lastly since you only want to attain 15% returns i would suggest to keep discretionary PF small while you learn about the tricks of the game (using that 1-2 hours every day) and invest the rest in MF. over the next 2-3 years as your experience and skill and trust in your own skills increases you can increase allocation into discretionay picks by selling your MF units and investing in discretionary PF. I again say that it is dangerous to own direct stocks without tracking all info about them publicly available: concalls, investor presentations, annual reports, interviews, QIP documents, DRHPs and same for at least few competitors. This is an incredible amount of info to track, one can mess up, which is why it makes sense to crawl before one walks and to walk before one runs.
All the best

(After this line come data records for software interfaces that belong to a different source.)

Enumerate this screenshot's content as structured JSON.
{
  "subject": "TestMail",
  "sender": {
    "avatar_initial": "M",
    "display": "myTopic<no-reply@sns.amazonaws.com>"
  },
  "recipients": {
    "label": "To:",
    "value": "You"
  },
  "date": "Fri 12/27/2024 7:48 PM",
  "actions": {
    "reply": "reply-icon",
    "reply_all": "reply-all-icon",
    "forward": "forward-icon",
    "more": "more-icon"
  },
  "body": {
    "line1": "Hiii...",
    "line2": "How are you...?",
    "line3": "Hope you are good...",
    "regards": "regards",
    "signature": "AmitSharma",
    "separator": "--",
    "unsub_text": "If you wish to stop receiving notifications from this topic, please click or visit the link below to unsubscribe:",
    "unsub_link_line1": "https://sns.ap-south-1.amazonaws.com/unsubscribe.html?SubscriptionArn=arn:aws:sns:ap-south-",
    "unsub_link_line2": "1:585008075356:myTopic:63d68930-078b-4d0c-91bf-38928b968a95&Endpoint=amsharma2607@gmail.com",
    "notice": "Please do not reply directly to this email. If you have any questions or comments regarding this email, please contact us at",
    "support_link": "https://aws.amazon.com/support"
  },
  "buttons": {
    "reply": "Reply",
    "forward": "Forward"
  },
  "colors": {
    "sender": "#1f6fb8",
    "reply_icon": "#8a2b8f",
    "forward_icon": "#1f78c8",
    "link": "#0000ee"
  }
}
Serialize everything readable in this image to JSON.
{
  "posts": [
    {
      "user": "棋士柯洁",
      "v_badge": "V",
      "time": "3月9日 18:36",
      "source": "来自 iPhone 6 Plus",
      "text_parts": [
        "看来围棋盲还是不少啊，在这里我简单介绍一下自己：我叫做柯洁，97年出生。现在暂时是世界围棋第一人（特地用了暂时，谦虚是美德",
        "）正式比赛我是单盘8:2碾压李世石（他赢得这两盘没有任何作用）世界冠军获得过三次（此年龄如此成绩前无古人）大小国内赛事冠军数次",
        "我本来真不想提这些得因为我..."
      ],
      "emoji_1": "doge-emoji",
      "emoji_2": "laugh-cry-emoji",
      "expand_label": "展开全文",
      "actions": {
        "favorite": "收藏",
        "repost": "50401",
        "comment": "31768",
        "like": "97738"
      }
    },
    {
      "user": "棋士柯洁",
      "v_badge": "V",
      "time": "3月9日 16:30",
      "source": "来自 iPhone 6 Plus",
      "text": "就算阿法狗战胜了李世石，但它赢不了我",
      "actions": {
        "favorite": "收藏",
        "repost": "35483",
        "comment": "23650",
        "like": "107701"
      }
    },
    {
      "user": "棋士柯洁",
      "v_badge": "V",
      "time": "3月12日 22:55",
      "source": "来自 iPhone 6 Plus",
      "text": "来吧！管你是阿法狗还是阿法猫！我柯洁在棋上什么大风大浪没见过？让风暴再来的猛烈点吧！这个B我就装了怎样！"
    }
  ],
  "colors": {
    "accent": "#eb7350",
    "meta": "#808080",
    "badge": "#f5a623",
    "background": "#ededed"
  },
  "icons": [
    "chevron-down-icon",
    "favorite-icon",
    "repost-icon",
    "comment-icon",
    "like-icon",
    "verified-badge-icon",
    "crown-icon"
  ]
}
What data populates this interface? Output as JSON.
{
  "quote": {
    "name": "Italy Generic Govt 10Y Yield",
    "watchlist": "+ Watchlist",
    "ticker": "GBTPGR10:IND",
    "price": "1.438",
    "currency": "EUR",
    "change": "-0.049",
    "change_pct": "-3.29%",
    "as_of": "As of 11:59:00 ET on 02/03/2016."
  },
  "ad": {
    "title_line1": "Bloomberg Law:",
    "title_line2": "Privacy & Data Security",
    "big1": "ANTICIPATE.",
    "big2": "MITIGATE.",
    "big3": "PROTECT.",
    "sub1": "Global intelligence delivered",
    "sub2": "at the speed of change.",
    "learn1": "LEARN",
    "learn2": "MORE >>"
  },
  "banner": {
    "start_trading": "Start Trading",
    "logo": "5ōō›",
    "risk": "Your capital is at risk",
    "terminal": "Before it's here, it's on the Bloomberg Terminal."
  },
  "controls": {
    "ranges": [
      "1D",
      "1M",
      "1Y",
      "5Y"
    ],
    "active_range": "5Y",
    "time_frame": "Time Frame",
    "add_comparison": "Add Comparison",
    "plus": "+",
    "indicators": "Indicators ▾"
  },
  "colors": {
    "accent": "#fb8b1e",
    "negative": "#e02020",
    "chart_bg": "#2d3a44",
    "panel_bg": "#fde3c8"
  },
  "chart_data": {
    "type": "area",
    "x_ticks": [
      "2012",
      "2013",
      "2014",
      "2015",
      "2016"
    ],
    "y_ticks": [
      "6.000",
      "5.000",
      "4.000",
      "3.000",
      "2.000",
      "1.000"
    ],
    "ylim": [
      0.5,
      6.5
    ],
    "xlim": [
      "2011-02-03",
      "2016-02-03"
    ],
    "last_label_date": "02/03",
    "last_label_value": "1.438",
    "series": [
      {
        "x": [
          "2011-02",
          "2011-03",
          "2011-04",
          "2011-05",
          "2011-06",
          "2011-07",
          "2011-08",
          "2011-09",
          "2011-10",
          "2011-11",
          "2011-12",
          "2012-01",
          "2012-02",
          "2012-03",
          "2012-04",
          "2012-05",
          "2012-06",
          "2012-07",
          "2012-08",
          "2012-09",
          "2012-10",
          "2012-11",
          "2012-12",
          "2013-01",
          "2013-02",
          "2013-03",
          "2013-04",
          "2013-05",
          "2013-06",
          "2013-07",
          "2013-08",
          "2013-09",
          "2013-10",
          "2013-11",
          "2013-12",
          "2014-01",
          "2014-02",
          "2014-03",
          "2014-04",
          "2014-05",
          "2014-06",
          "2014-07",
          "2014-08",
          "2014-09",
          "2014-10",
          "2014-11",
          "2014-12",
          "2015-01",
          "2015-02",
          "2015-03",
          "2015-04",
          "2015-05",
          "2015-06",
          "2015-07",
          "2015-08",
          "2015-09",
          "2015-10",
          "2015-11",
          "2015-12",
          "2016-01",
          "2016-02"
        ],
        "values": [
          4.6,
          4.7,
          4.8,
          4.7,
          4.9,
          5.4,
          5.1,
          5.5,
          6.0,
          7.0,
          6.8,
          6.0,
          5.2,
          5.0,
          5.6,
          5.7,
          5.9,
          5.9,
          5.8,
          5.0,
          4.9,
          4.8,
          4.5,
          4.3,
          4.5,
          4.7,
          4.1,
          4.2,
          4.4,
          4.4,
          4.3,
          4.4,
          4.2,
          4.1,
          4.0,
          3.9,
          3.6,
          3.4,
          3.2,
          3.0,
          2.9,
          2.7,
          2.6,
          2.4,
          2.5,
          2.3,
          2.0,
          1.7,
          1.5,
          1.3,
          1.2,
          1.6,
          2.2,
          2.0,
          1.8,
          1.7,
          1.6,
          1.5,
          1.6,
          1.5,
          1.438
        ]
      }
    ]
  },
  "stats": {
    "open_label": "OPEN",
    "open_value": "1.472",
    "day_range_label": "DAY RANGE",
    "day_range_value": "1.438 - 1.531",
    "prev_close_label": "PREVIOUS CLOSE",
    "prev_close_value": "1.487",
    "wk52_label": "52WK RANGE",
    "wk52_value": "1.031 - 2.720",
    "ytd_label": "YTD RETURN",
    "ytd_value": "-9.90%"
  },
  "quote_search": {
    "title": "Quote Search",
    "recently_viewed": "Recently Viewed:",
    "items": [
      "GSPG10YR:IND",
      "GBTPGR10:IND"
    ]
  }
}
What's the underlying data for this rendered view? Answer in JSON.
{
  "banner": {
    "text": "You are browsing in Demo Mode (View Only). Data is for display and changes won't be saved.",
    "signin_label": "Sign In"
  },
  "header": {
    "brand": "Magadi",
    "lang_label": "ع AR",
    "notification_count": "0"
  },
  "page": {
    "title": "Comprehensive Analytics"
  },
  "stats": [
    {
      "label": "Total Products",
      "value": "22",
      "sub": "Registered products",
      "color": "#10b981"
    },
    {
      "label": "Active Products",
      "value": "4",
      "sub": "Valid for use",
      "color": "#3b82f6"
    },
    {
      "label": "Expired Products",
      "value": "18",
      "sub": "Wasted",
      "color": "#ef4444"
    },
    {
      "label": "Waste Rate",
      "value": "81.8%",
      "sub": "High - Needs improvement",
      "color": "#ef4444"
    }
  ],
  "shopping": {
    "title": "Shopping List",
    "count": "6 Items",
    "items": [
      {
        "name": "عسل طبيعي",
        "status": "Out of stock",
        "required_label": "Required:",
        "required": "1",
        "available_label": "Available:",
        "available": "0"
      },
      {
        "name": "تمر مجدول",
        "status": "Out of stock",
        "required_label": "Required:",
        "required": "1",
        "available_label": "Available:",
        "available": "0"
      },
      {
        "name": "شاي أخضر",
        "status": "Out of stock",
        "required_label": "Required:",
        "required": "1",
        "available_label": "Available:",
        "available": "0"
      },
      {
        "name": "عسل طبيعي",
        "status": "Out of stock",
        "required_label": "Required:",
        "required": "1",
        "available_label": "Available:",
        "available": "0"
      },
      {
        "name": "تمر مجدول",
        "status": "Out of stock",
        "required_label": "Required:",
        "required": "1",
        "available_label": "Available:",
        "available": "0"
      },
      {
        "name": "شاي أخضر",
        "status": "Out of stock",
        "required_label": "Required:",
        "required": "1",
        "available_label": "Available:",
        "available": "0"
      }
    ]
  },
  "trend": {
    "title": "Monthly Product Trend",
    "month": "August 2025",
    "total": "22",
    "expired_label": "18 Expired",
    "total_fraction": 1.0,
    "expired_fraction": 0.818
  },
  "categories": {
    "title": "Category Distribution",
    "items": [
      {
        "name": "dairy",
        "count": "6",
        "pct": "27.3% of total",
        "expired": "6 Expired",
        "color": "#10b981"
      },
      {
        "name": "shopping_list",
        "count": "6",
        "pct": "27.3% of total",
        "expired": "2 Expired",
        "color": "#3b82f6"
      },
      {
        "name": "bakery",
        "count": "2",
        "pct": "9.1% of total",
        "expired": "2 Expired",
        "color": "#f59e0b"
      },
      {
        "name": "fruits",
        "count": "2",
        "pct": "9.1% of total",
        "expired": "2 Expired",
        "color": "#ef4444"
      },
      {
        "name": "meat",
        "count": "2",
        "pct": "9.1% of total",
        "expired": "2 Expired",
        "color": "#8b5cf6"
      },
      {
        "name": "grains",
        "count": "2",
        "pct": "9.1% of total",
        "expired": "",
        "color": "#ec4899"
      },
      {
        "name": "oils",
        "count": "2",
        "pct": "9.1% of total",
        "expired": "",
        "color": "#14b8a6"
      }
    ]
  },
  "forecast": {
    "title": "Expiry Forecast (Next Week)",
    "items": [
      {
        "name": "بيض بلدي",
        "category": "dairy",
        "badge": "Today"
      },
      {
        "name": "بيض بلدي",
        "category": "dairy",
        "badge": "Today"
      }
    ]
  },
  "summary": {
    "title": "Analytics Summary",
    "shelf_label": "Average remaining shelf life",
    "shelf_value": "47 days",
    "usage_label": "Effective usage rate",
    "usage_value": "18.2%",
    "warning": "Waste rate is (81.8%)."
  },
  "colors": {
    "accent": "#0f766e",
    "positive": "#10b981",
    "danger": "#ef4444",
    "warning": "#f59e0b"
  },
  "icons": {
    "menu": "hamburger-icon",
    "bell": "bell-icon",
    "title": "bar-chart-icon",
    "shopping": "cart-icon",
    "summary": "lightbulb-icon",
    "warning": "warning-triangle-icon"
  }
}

Disc: none of this is investment advice. just sharing my opinion for educational purpose. Please consult financial advisor or do own due diligence before any buy or sell decisions.
90% of my PF is across 55 stocks at present (previously this was over 100+ stocks).
I also have tracking positions ~30 stocks that accounts for 10% of PF.
~40% of my PF allocation is into large caps or well established Mid caps to relatively less risky and should ideally have low downside. I intend to keep it around this percentage.
Sector wise data:
~40% of my PF is into API, CRAMS/CDMO & BioTech companies.
~10% is into Speciality Chemicals
~10% is into Banks and Financials
~5% in Platform companies and ~5% in FMCG companies
I am also trying to document all my learnings, thesis, entry and exit strategies into a document for the companies that I’ve invested into.
Please feel free to add to this document any notes that you may have about the management quality so that I can add it to my main document. Management is a very important aspect for the business to grow.
I’d also love to hear more feedback from the group about my current portfolio and how I can improve on it (I’d ideally want to allocate ~40% to safe bets where I am okay with lower returns but can expect a long runway and hopefully see the effects of compounding) and ~50% to other risky bets that needs more devoted time and evaluating performance every quarter.
My intent is to further reduce the PF, so any advise that can help me achieve this goal would be helpful.
Please let me know if I can provide any additional information that may be helpful.